Monday, November 22, 2010


I sometimes joke with my friends that my job calls for me to work, day in day out, with teenagers, who are in a period of their life conducive to rebelling, acting out, and making mistakes. It's like going to work with the least competent, and mistake-proned of your co-workers. But there are mostly shining moments, and this recent post by a student on our web-forum is one of those shining moments:

I often hear the term [school name] community or some such used around campus. Sometimes Murray or Dean will say it during assembly, or sometimes a freshman will post something on campus news asking what the 'community' thinks about such and such article, to cite a few examples. What exactly are they referring to? It might've taken me nearly 4 years, but I think I've figured it out now.

Thursday morning my phone went off in class. I was taking a calculus test, so I tossed it to the teacher, let it go to voice mail, and forgot about it until later when Ms. Thomas kindly offered to return it to me.

The call was from the hospital. An old friend of mine got stomach pumped because he tried to kill himself, for the second time, by swallowing a bottle of sleeping pills. He almost didn't make it this time. The doctors told me I had to wait three days to see him. For those three days, all I could think about was why he decided life wasn't worth living anymore. When I finally got a chance to stop by today, he told me that he did it because nobody at his school cared about him, and that he felt alone. He walked in to class, asked if anyone was his friend, and when nobody responded he told them he was going to kill himself and walked out.

Nobody stopped him.

He promised not to do it again because he realized I and a few other older friends of his were still there for him. He's got a therapist, support group, and some true friends to back him up. But at his school, he felt totally estranged and alone, which nearly led to his death.

What makes [school name] different from other highschools is the student body. We are a small enough school that every student likely knows every other kid in his or her class, not to mention most of those a year above or below them. We're accepting and compassionate enough to care about each other. None of us would be willing to sit idly by and watch one of our peers drop out of school, or get sucked into hardcore drugs. I believe that each and every one of us would come to any troubled student's support. We wouldn't stand around if anyone tried to bully a freshman for being gay. And if someone came to school and said he was going to kill himself because nobody cared about him, we would all be there to show him he was wrong, no matter how popular or unpopular he might be.

I'm not asking for your support right now. I'm fine, I've been through it all before. What I am asking you all is to take a few minutes and realize that we are what we are: a community. Take a minute to realize that if you ever need support, you have over 300 people you can trust who you see every monday through friday. I might not need it now, but I know the first place I'll look if I ever need someone to help me through some particularly hard times. I didn't always realize it, but I do now, and I hope you all can too.

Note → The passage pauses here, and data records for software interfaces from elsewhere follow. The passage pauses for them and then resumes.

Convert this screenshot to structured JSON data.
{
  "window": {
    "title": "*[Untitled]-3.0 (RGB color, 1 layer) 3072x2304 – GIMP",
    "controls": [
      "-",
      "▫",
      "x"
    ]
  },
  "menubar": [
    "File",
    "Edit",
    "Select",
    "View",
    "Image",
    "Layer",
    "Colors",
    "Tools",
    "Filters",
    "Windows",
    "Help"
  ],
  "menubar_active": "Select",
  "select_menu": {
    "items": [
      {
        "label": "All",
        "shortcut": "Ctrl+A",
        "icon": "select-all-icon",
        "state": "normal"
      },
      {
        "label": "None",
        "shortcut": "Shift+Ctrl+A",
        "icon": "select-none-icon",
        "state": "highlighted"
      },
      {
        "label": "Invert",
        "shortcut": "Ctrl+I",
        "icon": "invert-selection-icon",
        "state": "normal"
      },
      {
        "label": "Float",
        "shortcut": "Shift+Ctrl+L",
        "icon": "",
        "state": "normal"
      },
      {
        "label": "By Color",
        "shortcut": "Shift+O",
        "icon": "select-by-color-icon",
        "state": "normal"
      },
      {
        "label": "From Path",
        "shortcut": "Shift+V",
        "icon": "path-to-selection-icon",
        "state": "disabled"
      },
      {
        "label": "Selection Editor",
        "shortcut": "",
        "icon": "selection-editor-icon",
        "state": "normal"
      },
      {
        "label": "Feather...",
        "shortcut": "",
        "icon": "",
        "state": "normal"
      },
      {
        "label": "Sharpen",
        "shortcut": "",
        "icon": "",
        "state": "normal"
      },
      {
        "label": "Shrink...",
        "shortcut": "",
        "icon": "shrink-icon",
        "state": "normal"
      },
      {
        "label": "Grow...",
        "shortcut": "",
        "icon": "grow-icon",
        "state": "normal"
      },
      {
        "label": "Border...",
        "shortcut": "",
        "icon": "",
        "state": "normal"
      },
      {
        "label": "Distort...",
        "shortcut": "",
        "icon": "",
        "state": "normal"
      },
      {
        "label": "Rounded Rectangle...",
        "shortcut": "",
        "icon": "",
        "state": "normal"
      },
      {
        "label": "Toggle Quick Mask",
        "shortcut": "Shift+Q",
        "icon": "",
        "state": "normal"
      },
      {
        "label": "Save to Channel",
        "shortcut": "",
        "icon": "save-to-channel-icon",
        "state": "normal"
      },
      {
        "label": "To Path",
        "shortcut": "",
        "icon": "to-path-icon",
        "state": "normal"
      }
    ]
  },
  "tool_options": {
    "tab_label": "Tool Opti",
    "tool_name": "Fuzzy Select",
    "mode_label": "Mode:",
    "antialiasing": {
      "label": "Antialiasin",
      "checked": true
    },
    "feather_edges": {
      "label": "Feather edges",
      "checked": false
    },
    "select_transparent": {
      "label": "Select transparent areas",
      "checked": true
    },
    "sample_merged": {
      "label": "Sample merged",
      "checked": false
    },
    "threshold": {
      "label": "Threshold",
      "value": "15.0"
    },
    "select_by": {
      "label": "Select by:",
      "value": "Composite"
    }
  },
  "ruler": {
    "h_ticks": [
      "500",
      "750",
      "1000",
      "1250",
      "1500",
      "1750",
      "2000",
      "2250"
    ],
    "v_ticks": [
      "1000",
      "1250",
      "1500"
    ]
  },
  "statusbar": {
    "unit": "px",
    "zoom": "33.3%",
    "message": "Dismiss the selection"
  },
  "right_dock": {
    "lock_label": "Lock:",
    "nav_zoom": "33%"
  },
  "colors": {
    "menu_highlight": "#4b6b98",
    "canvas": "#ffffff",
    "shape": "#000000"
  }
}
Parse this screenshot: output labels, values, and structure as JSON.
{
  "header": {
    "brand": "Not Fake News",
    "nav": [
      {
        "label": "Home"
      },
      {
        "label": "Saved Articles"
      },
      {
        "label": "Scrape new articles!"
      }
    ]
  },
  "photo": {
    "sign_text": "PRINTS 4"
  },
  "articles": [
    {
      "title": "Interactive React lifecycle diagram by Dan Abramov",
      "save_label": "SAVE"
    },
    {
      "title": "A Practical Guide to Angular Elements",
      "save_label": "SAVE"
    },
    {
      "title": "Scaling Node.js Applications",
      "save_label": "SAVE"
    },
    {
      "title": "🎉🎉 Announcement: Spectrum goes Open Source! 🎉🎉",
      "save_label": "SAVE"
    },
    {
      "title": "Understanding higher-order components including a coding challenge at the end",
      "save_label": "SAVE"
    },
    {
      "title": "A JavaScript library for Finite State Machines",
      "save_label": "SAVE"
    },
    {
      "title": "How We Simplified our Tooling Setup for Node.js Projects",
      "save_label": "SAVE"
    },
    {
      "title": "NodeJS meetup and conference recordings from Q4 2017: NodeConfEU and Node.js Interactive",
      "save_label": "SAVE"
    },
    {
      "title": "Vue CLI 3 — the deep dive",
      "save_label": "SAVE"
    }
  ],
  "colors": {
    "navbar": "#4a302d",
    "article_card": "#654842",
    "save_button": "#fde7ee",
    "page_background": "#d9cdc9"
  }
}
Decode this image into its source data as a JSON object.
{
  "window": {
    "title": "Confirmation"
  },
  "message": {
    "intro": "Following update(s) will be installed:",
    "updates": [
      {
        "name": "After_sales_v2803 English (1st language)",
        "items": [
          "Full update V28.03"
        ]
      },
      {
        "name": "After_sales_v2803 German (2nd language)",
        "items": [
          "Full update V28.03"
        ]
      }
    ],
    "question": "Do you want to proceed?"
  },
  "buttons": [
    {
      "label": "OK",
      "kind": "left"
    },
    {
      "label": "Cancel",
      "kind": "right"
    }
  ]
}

And maybe you could take a minute to think about what you could do to help our community out. Maybe you could reach out to someone who feels estranged from college prep, who feels he or she doesn't have many friends or doesn't fit in, and make a new friend. Maybe you could give a little mental support to someone you know who is going through a hard time. Maybe you could just preform a random act of kindness to the next person you see. Every little bit helps.

Think on it a little.

I feel the same of the triathlon community. I just read this article on Slowtwitch yesterday and I was moved to give. I don't know Tim Hola or Jeff Jewell, but I know that their passion is my passion, the multisport lifestyle, and that is reason alone to give. If you can, consider giving a donation. On a side note, mad mad props to Ian for CRUSHING Ironman Arizona, and racing to a 20+ minute PR and going an 8:41. And even more mad mad props to my teammate Ritch who raced his FIRST ironman and going a 9:14 to win his age-group and finish as third overall amateur. I was pumped all day sitting on the trainer watching. GOOD STUFF!

1 comment:

Libby said...

wow. some powerful stuff. thanks for those life reminders and I'm sure all of the challenges you face with the kids are worth it when you get to see one kid take a stand and understand what's most important in life. thanks for sharing the article about jeff jewell, very inspiring and sad....